I recently took some buyers out looking at houses in an area with a lot of bankrupt subdivisions. The houses were, in many cases, quite attractive and priced very competitively.
But there are a lot of considerations that buyers need to weigh before buying a home in a subdivision where the developer has gone out of business...
We'll start with the dangers...
- The amenities may not be complete... and they may NEVER be complete. If you are buying a property because of the pool or tennis facilities, and those items aren't there, they might never be built.
- There is NO telling what might be built on the currently vacant lots... The bank that gets control of the lots wants to SELL them. And they likely aren't going to quiz the buyer as to their plans for the neighborhood. Your 5,000 square foot home could get a 2,500 square foot neighbor.
- Warranties may just fly out of the window... Defunct builders won't be around to honor warranties, and the bank that sells the property isn't going to warrant the builders work. Also, since the builder may have had financial pressures while the were building the homes, the quality might be challenged.

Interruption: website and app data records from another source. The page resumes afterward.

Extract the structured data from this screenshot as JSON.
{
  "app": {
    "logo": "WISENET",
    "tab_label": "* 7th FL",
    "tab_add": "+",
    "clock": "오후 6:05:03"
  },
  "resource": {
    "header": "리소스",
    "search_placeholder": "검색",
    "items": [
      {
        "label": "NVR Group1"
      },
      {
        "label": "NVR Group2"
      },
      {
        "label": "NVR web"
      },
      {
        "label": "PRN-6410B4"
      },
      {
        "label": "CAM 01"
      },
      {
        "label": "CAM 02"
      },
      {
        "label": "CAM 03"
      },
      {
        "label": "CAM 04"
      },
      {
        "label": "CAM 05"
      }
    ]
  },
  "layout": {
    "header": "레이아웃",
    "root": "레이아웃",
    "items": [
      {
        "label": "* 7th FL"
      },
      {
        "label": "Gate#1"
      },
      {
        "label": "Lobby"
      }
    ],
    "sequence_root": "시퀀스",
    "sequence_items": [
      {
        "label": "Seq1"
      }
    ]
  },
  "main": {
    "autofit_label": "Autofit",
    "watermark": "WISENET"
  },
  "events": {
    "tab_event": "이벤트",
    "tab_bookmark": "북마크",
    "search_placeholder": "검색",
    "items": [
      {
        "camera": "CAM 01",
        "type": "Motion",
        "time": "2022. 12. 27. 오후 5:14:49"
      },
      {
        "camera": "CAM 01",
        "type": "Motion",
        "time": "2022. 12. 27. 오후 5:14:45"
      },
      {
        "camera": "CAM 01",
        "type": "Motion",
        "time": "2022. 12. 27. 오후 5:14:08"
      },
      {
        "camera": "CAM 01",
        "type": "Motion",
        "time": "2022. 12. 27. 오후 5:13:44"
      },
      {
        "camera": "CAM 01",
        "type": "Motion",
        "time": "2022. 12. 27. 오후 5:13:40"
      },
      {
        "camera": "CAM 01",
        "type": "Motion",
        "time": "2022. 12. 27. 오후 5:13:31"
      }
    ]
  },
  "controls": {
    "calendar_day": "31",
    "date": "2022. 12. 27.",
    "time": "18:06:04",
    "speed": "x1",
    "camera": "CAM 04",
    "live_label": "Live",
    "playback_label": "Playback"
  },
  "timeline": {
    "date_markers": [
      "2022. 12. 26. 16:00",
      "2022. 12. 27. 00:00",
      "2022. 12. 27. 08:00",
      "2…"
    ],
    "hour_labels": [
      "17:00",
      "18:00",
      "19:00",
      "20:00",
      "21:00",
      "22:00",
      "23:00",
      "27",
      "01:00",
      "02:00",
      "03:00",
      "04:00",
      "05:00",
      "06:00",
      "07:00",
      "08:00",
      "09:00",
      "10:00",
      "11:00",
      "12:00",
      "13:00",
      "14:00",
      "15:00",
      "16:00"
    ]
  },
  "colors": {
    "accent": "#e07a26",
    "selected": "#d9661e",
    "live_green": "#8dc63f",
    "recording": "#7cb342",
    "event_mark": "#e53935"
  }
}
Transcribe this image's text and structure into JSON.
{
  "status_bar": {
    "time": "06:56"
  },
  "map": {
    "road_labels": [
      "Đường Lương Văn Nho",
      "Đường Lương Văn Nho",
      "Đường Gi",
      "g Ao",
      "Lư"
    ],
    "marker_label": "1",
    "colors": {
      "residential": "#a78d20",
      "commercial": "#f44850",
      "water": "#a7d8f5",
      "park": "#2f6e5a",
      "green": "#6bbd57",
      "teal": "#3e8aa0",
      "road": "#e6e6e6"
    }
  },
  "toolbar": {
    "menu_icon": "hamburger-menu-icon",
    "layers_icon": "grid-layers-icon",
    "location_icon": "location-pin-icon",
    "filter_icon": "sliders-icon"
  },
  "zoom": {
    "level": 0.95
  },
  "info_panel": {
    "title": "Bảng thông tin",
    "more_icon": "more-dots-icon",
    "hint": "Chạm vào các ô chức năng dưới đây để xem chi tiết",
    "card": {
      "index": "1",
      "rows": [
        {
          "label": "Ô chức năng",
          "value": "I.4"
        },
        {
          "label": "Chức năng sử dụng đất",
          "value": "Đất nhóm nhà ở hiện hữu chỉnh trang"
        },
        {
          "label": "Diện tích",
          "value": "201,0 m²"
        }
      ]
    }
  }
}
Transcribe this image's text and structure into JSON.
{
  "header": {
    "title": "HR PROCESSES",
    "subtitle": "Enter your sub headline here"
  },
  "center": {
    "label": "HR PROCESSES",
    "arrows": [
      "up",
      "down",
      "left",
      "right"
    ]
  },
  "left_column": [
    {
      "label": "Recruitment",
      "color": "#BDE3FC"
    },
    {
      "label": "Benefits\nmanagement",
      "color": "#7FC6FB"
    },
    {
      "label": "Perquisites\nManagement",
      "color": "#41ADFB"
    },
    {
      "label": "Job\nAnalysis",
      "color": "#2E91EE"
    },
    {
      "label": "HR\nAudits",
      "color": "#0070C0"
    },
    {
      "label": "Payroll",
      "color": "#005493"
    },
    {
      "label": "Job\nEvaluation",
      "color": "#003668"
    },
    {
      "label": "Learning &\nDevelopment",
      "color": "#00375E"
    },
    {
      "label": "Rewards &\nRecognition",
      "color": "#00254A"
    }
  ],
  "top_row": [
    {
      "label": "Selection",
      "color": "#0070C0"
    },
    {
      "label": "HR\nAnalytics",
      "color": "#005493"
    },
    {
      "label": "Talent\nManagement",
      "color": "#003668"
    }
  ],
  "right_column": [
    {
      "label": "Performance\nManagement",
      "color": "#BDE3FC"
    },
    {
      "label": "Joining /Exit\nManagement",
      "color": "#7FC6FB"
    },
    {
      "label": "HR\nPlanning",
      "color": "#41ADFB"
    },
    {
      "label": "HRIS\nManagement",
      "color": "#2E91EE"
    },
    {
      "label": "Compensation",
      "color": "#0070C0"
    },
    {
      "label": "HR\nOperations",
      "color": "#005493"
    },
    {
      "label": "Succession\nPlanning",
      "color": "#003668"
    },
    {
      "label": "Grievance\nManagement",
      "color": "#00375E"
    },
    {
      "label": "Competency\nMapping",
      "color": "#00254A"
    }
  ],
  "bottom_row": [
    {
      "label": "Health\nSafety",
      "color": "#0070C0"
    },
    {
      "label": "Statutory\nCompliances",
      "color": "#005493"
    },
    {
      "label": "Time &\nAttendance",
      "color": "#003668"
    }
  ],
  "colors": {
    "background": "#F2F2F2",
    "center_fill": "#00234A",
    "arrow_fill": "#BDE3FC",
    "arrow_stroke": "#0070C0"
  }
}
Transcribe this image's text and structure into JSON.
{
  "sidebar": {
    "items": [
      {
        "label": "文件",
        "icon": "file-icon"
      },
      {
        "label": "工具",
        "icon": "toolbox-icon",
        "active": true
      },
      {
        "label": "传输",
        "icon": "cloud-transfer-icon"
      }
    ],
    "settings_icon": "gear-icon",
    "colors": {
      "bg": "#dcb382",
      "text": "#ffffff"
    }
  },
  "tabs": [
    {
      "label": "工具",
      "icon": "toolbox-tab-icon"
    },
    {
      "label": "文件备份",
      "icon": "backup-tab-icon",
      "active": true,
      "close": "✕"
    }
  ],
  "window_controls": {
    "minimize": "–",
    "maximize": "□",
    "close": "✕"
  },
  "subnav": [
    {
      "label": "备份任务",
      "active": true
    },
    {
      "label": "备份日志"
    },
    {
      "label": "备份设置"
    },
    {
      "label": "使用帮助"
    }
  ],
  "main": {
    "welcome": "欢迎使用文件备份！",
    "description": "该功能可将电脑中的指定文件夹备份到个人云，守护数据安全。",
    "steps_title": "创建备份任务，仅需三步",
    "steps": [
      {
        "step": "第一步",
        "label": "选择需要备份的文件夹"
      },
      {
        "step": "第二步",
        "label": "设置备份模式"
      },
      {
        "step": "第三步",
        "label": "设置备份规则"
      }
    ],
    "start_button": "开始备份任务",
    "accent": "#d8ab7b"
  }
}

- Important items like HOAs and CCRs might not have been assembled... This can be remediated by the residents... maybe. The residents can form a Home Owners Association (HOA) and put together Community Covenants and Restrictions (CCR), but depending on the local laws, might require 100% of current residents to enact.
- The community might have a stigma... from having been bankrupt. This could affect future resale value... especially if the community isn't built out completely.
But there can be a reward...
- Price... That is the real draw. One might be able to buy in a community and type of house that could otherwise be unattainable.
- Opportunity for appreciation... If the neighborhood turns the corner and gets built out appropriately, the reward could be higher than average price appreciation. Buying under-priced property and then selling at market is a good business decision.
Do the math!
While searching for a home, make sure that the home meets your needs... and the neighborhood meets your needs... AS IT IS. Also, don't forget to weigh the risks. What if smaller homes are built in the neighborhood? What if there are no amenities? What if the guy next door is able to build a tar-paper shed in the back yard?
For some buyers, these properties represent a GREAT value. For others, they represent a big risk. By honestly examining lifestyle and options, one can determine if a home in a bankrupt subdivision is a good value for them.